Community and Regional Planning

Document Type

Book Chapter

Publication Version

Accepted Manuscript

Publication Date

2006

Journal or Book Title

Beyond the 'African Tragedy': Discourses on Development and the Global Economy

First Page

25

Last Page

47

Abstract

‘For the first time there is a comprehensive plan dealing with all aspects of the African plight. For the first time, it is constructed with reforming African leaders as partners, not passive recipients of aid’.1 This is how British Prime Minister Tony Blair described the launch of the New Partnership for Africa’s Development (NEPAD) in July 2002. Blair goes on to argue that NEPAD is ‘a new departure. It is a real signal of hope for the future and it is up to us now to make it a reality’, and reminded the British House of Commons that ‘Africa does matter; to us and to humanity’. As this quote suggests, at no time in the short history of independent Africa has there been such a close convergence in development thinking between African leaders and donors. Twenty years ago, there were strong disagreements between African leaders and international financial institutions (IFIs) over the causes of the continent’s underdevelopment, the solutions to the crisis and what should be the focus of future development initiatives.
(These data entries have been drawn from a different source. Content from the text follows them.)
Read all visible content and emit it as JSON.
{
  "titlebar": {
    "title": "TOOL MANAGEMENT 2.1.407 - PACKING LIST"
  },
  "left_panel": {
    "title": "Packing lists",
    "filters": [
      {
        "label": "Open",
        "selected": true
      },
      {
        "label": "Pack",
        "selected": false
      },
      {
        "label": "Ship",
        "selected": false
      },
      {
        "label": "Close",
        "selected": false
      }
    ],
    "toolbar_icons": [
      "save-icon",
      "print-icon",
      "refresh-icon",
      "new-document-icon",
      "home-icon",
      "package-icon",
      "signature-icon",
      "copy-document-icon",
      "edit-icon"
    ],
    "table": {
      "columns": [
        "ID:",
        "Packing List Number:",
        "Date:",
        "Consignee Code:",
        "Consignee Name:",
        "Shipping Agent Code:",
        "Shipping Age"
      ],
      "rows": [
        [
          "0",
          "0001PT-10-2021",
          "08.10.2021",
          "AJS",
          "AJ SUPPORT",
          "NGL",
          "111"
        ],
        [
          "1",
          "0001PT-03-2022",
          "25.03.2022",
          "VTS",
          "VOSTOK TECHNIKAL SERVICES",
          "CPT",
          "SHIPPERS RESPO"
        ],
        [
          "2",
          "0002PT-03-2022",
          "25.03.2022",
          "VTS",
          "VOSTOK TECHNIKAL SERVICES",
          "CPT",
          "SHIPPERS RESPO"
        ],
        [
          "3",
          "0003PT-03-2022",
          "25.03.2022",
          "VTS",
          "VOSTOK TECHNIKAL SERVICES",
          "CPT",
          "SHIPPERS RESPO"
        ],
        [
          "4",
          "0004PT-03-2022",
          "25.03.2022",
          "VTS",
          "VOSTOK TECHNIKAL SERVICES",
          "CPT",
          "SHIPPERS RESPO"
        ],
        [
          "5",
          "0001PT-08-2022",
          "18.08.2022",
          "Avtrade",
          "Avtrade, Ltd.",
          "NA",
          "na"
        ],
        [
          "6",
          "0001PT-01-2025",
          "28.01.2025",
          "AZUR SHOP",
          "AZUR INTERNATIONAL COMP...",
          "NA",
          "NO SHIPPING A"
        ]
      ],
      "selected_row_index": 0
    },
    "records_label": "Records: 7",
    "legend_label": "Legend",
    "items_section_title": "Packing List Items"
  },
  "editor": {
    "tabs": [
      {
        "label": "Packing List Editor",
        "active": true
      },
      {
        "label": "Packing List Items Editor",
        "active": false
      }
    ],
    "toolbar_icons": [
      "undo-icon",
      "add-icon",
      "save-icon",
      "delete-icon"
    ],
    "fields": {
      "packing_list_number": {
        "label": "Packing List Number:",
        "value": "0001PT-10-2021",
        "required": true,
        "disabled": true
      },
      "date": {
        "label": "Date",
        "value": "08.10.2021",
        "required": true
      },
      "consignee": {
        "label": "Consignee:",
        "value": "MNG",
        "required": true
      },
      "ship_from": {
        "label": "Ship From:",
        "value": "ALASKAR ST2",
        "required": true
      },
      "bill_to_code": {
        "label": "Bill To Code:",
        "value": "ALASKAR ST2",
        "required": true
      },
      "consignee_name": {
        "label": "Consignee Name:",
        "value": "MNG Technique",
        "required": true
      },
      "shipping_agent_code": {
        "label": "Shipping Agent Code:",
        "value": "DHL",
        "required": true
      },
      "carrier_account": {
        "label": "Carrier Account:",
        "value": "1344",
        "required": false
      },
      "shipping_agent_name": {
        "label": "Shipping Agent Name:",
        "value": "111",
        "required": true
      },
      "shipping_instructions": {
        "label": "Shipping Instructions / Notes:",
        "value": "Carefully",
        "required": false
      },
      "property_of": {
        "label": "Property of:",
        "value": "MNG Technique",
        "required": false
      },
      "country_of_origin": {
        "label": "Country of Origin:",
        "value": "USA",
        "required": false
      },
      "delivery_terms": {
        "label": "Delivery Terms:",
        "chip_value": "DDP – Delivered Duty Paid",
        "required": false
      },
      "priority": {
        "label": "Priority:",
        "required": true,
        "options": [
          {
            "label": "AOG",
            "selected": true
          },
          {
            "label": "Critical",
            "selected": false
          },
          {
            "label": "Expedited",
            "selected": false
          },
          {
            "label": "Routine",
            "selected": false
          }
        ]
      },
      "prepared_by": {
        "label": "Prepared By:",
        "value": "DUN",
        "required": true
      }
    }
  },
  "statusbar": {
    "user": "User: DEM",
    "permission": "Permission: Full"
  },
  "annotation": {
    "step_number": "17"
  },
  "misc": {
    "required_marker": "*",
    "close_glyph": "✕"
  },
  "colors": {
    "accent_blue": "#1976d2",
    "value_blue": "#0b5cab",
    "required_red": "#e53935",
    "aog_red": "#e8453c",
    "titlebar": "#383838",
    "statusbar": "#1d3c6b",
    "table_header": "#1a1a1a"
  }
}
At that time, the debate, reflected the dominant explanations of Africa’s dilemma, and was represented by the Organisation of African Unity (OAU)2 and the United Nations Economic Commission of Africa (ECA) on the one side and the World Bank (the Bank) and other IFIs on the other

Comments

This accepted manuscript of the book chapter from Beyond the 'African Tragedy, 2006. Chapter 2;25-47. Posted with permission.

Copyright Owner

Routledge

Language

en

File Format

application/pdf